** ACTIVITY **
Output the records precisely as they stand. Pictures are to be skipped.

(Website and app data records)
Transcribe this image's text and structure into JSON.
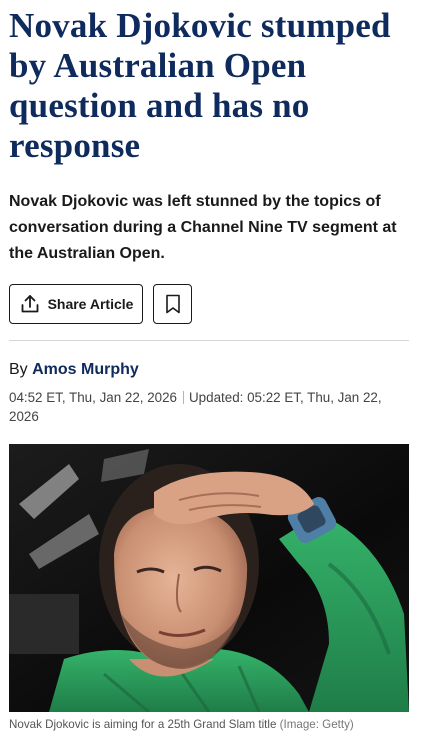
{
  "article": {
    "headline": "Novak Djokovic stumped by Australian Open question and has no response",
    "standfirst": "Novak Djokovic was left stunned by the topics of conversation during a Channel Nine TV segment at the Australian Open.",
    "actions": {
      "share_label": "Share Article",
      "share_icon": "share-icon",
      "bookmark_icon": "bookmark-icon"
    },
    "byline": {
      "prefix": "By",
      "author": "Amos Murphy"
    },
    "dates": {
      "published": "04:52 ET, Thu, Jan 22, 2026",
      "updated": "Updated: 05:22 ET, Thu, Jan 22, 2026"
    },
    "image": {
      "caption": "Novak Djokovic is aiming for a 25th Grand Slam title",
      "credit": "(Image: Getty)"
    }
  },
  "colors": {
    "headline": "#0f2a5c",
    "author": "#0f2a5c",
    "text": "#1a1a1a"
  }
}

** RESPONSE TO THE EXERCISE **
Transcribe this image's text and structure into JSON.
{
  "article": {
    "headline": "Novak Djokovic stumped by Australian Open question and has no response",
    "standfirst": "Novak Djokovic was left stunned by the topics of conversation during a Channel Nine TV segment at the Australian Open.",
    "actions": {
      "share_label": "Share Article",
      "share_icon": "share-icon",
      "bookmark_icon": "bookmark-icon"
    },
    "byline": {
      "prefix": "By",
      "author": "Amos Murphy"
    },
    "dates": {
      "published": "04:52 ET, Thu, Jan 22, 2026",
      "updated": "Updated: 05:22 ET, Thu, Jan 22, 2026"
    },
    "image": {
      "caption": "Novak Djokovic is aiming for a 25th Grand Slam title",
      "credit": "(Image: Getty)"
    }
  },
  "colors": {
    "headline": "#0f2a5c",
    "author": "#0f2a5c",
    "text": "#1a1a1a"
  }
}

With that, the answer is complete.